The horsemeat-tainted beef scandal of 2013 highlighted the need for transparency in Britain's food supply chain.

LONDON – The Department for Environment, Food and Rural Affairs (DEFRA) announced plans establish a new Food Crime Unit. The new agency is one of many recommendations given to the British government which set out to improve the integrity and security of the country's food chain in the wake of the horsemeat-tainted beef scandal of 2013.

Environment Secretary Elizabeth Truss said the government will crack down on "fraudsters trying to con British consumers" so that families can have "absolute confidence" in the food they buy.

As well as keeping up confidence here, we need to protect the great reputation of our food abroad," Truss said. "We’ve been opening up even more export markets, which will grow our economy, provide jobs, and support the government’s long-term economic plan.

"The action we’re taking gives more power to consumers — meaning they’ve got better labeling on food, better education about where their food comes from, and better, locally-sourced food in schools and hospitals."

Additional actions taken by the government include new country of origin labeling to begin in April 2015; and making it easier for food procurers to make decisions about the locality, authenticity and traceability of their food.

Also, the government has introduced a new curriculum to make food and nutrition education compulsory for students ages 5 to 14. Teachers will be required to cover nutrition, diet and where food is sourced.

The recommendations are part of the Elliot report, an independent final report by Prof. Chris Elliott, professor of Food Safety and director of the Institute for Global Food Security at Queen's Univ. in Belfast.

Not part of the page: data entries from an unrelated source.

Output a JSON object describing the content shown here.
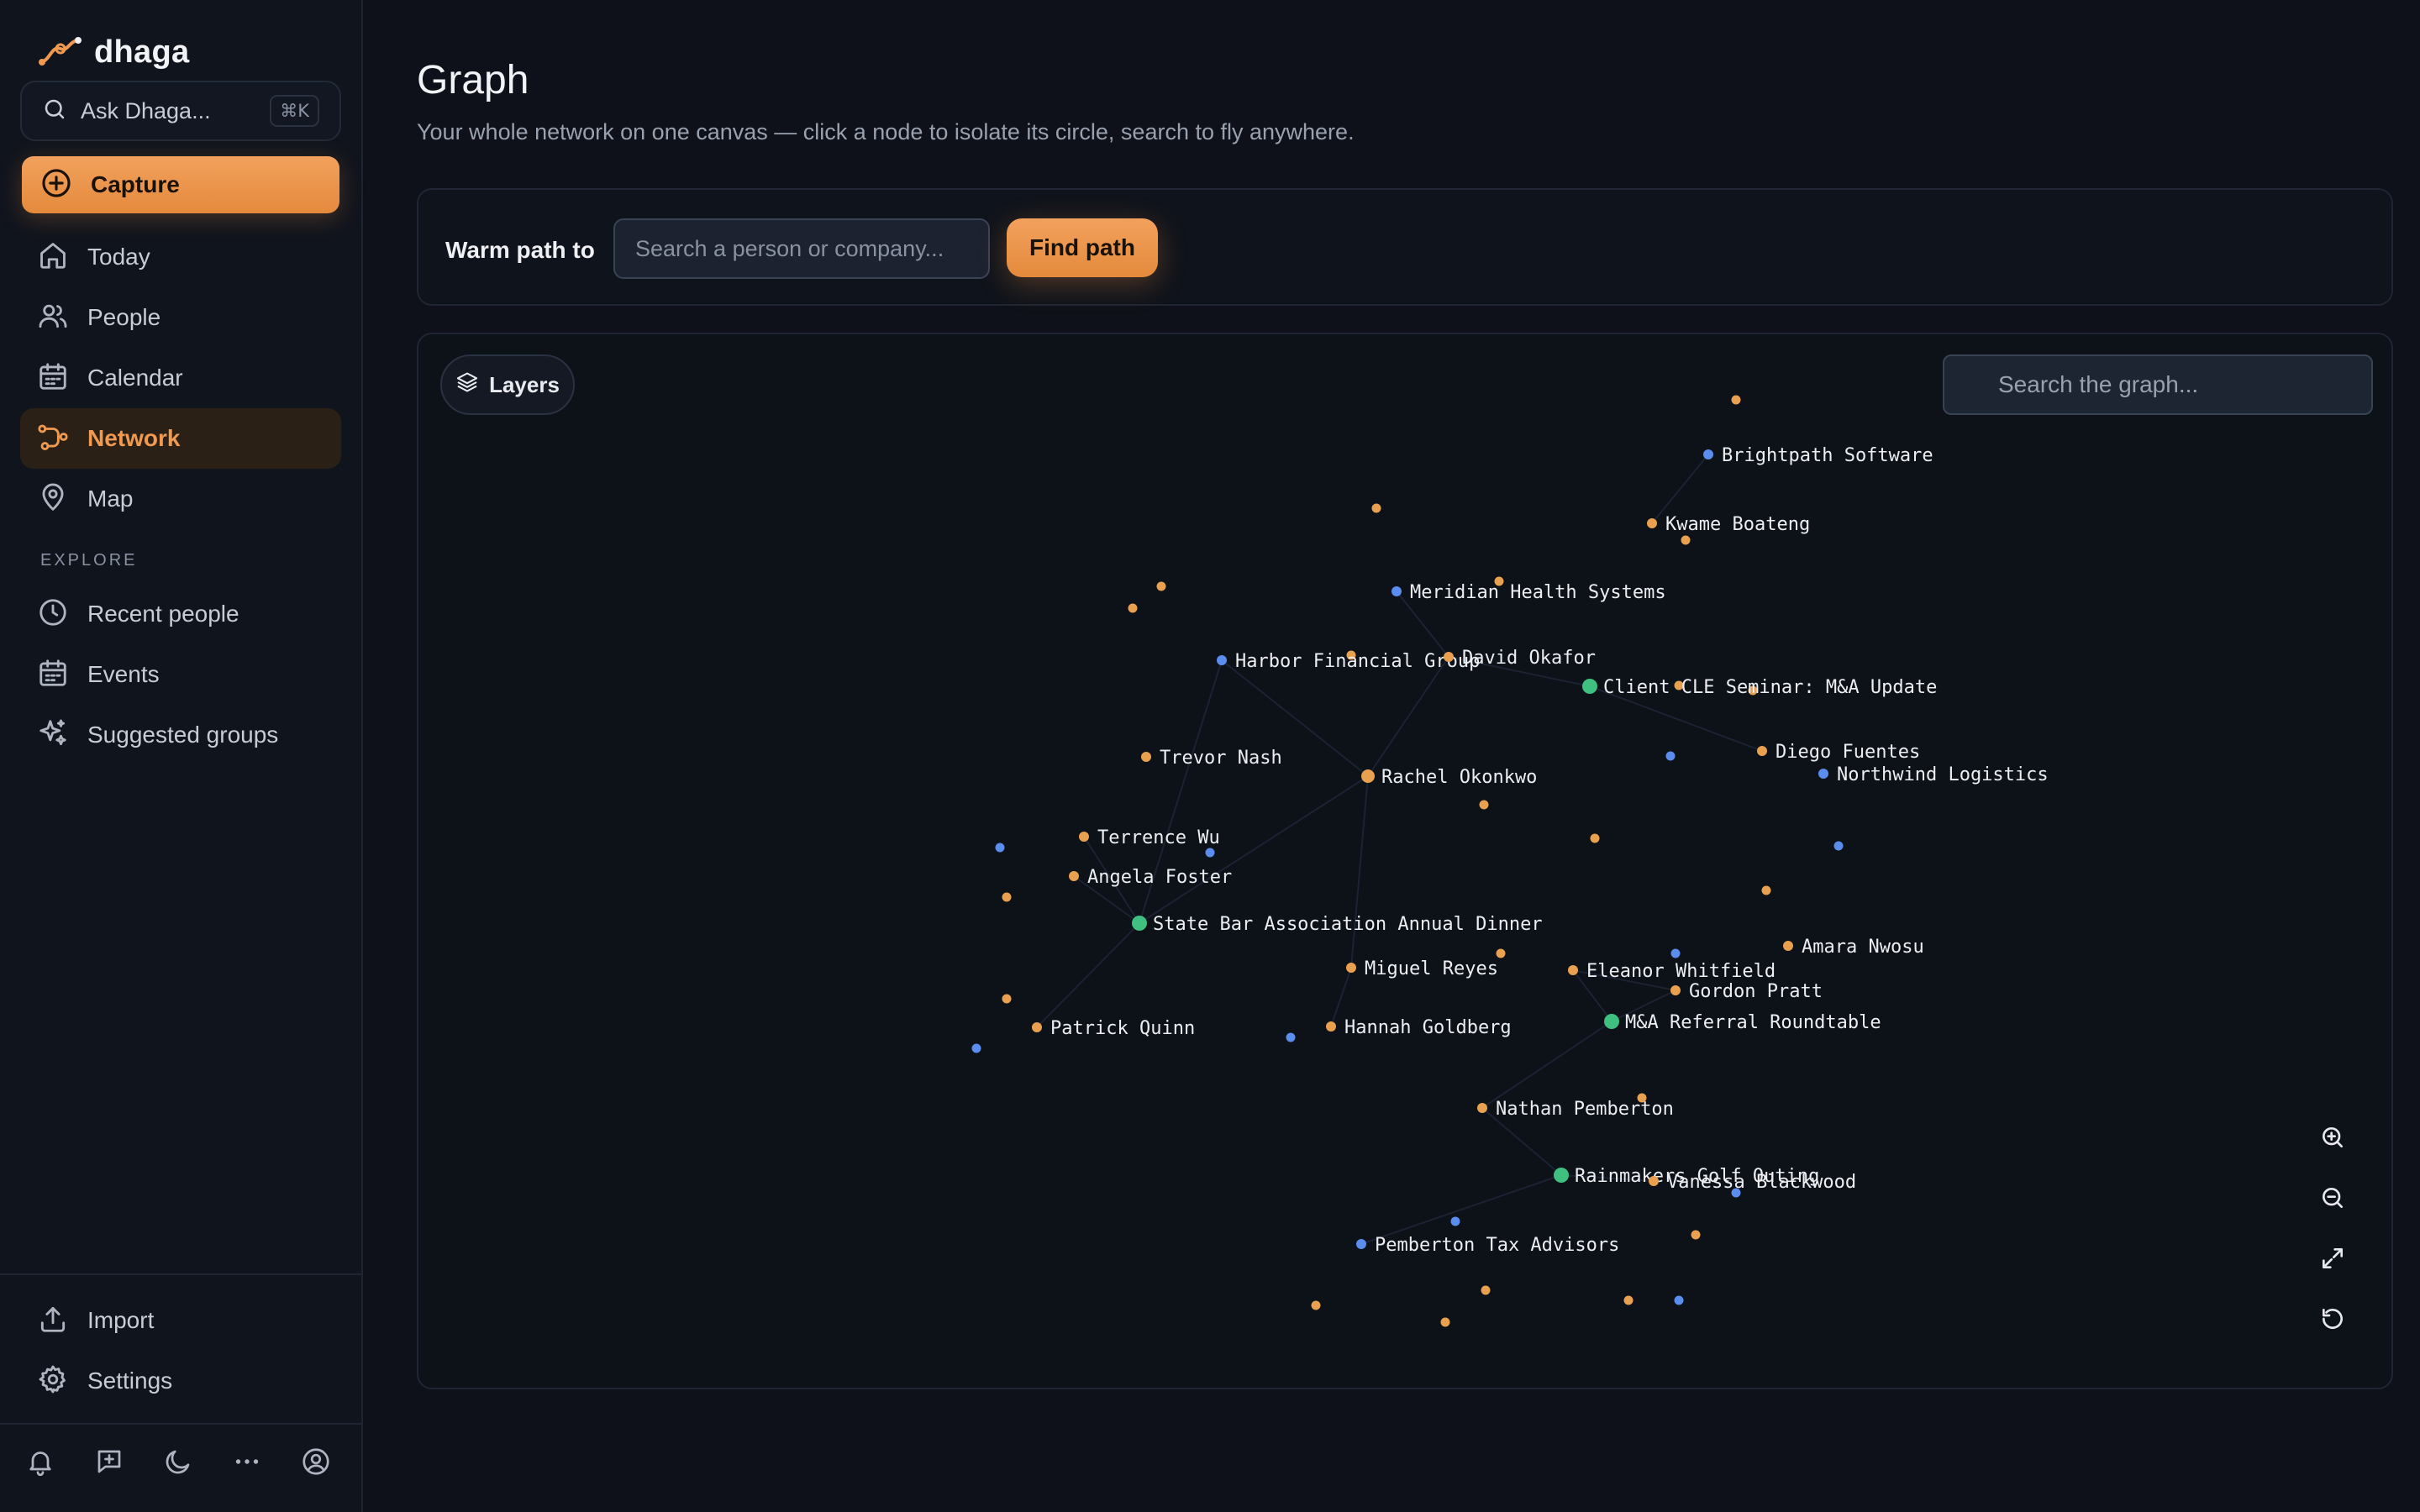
{
  "brand": {
    "name": "dhaga"
  },
  "ask": {
    "placeholder": "Ask Dhaga...",
    "shortcut": "⌘K"
  },
  "capture": {
    "label": "Capture"
  },
  "nav": [
    {
      "label": "Today",
      "icon": "home-icon"
    },
    {
      "label": "People",
      "icon": "users-icon"
    },
    {
      "label": "Calendar",
      "icon": "calendar-icon"
    },
    {
      "label": "Network",
      "icon": "network-icon",
      "active": true
    },
    {
      "label": "Map",
      "icon": "map-pin-icon"
    }
  ],
  "explore": {
    "heading": "EXPLORE",
    "items": [
      {
        "label": "Recent people",
        "icon": "clock-icon"
      },
      {
        "label": "Events",
        "icon": "calendar-icon"
      },
      {
        "label": "Suggested groups",
        "icon": "sparkles-icon"
      }
    ]
  },
  "footer_nav": [
    {
      "label": "Import",
      "icon": "upload-icon"
    },
    {
      "label": "Settings",
      "icon": "gear-icon"
    }
  ],
  "bottom_icons": [
    "bell-icon",
    "message-plus-icon",
    "moon-icon",
    "more-icon",
    "user-circle-icon"
  ],
  "page": {
    "title": "Graph",
    "subtitle": "Your whole network on one canvas — click a node to isolate its circle, search to fly anywhere."
  },
  "warm_path": {
    "label": "Warm path to",
    "placeholder": "Search a person or company...",
    "button": "Find path"
  },
  "graph": {
    "layers_label": "Layers",
    "search_placeholder": "Search the graph...",
    "colors": {
      "person": "#e9a14f",
      "company": "#5b8def",
      "event": "#3fbf80"
    },
    "zoom_controls": [
      "zoom-in-icon",
      "zoom-out-icon",
      "fit-screen-icon",
      "reset-icon"
    ],
    "nodes": [
      {
        "label": "Brightpath Software",
        "kind": "company"
      },
      {
        "label": "Kwame Boateng",
        "kind": "person"
      },
      {
        "label": "Meridian Health Systems",
        "kind": "company"
      },
      {
        "label": "Harbor Financial Group",
        "kind": "company"
      },
      {
        "label": "David Okafor",
        "kind": "person"
      },
      {
        "label": "Client CLE Seminar: M&A Update",
        "kind": "event"
      },
      {
        "label": "Trevor Nash",
        "kind": "person"
      },
      {
        "label": "Rachel Okonkwo",
        "kind": "person"
      },
      {
        "label": "Diego Fuentes",
        "kind": "person"
      },
      {
        "label": "Northwind Logistics",
        "kind": "company"
      },
      {
        "label": "Terrence Wu",
        "kind": "person"
      },
      {
        "label": "Angela Foster",
        "kind": "person"
      },
      {
        "label": "State Bar Association Annual Dinner",
        "kind": "event"
      },
      {
        "label": "Miguel Reyes",
        "kind": "person"
      },
      {
        "label": "Eleanor Whitfield",
        "kind": "person"
      },
      {
        "label": "Amara Nwosu",
        "kind": "person"
      },
      {
        "label": "Gordon Pratt",
        "kind": "person"
      },
      {
        "label": "Patrick Quinn",
        "kind": "person"
      },
      {
        "label": "Hannah Goldberg",
        "kind": "person"
      },
      {
        "label": "M&A Referral Roundtable",
        "kind": "event"
      },
      {
        "label": "Nathan Pemberton",
        "kind": "person"
      },
      {
        "label": "Rainmakers Golf Outing",
        "kind": "event"
      },
      {
        "label": "Vanessa Blackwood",
        "kind": "person"
      },
      {
        "label": "Pemberton Tax Advisors",
        "kind": "company"
      }
    ]
  }
}
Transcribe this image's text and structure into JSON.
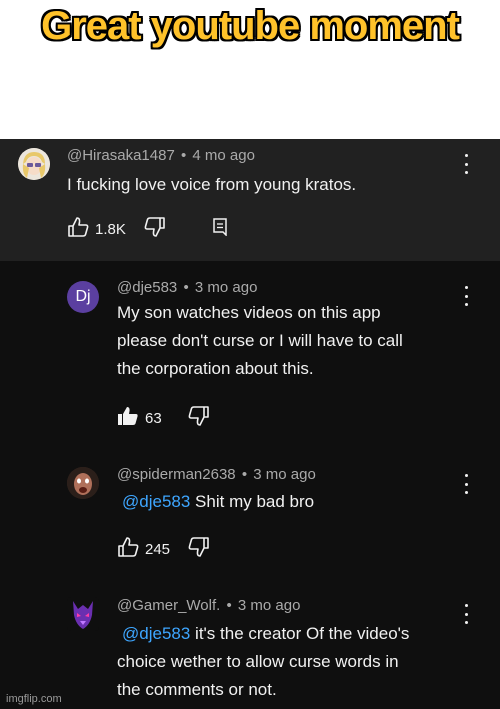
{
  "caption": "Great youtube moment",
  "watermark": "imgflip.com",
  "comments": [
    {
      "handle": "@Hirasaka1487",
      "sep": "•",
      "age": "4 mo ago",
      "text": "I fucking love voice from young kratos.",
      "likes": "1.8K",
      "icons": [
        "thumbs-up-outline-icon",
        "thumbs-down-icon",
        "reply-icon",
        "more-vertical-icon"
      ]
    },
    {
      "handle": "@dje583",
      "avatar_text": "Dj",
      "sep": "•",
      "age": "3 mo ago",
      "text_lines": [
        "My son watches videos on this app",
        "please don't curse or I will have to call",
        "the corporation about this."
      ],
      "likes": "63",
      "liked": true,
      "icons": [
        "thumbs-up-filled-icon",
        "thumbs-down-icon",
        "more-vertical-icon"
      ]
    },
    {
      "handle": "@spiderman2638",
      "sep": "•",
      "age": "3 mo ago",
      "mention": "@dje583",
      "text": "Shit my bad bro",
      "likes": "245",
      "icons": [
        "thumbs-up-outline-icon",
        "thumbs-down-icon",
        "more-vertical-icon"
      ]
    },
    {
      "handle": "@Gamer_Wolf.",
      "sep": "•",
      "age": "3 mo ago",
      "mention": "@dje583",
      "text_first": "it's the creator Of the video's",
      "text_lines_rest": [
        "choice wether to allow curse words in",
        "the comments or not."
      ],
      "icons": [
        "more-vertical-icon"
      ]
    }
  ],
  "colors": {
    "caption": "#ffc22a",
    "background": "#0f0f0f",
    "highlight": "#212121",
    "mention": "#3ea6ff",
    "dj_avatar": "#5b3fa0"
  }
}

Elliott conducted the review of Britain's food supply chain at the request of the Secretaries of State for DEFRA and Health.